Action item - Take the listing below and output it again exactly.

Supplied records -
================================

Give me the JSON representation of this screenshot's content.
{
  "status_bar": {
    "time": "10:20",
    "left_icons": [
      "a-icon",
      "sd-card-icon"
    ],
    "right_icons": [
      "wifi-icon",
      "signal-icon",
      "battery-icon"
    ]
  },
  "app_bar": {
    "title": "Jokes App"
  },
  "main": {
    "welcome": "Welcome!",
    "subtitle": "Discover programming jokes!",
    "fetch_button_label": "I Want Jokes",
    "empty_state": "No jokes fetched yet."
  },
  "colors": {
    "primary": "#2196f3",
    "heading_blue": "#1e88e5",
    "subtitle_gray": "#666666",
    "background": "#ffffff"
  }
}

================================

Response box -
Give me the JSON representation of this screenshot's content.
{
  "status_bar": {
    "time": "10:20",
    "left_icons": [
      "a-icon",
      "sd-card-icon"
    ],
    "right_icons": [
      "wifi-icon",
      "signal-icon",
      "battery-icon"
    ]
  },
  "app_bar": {
    "title": "Jokes App"
  },
  "main": {
    "welcome": "Welcome!",
    "subtitle": "Discover programming jokes!",
    "fetch_button_label": "I Want Jokes",
    "empty_state": "No jokes fetched yet."
  },
  "colors": {
    "primary": "#2196f3",
    "heading_blue": "#1e88e5",
    "subtitle_gray": "#666666",
    "background": "#ffffff"
  }
}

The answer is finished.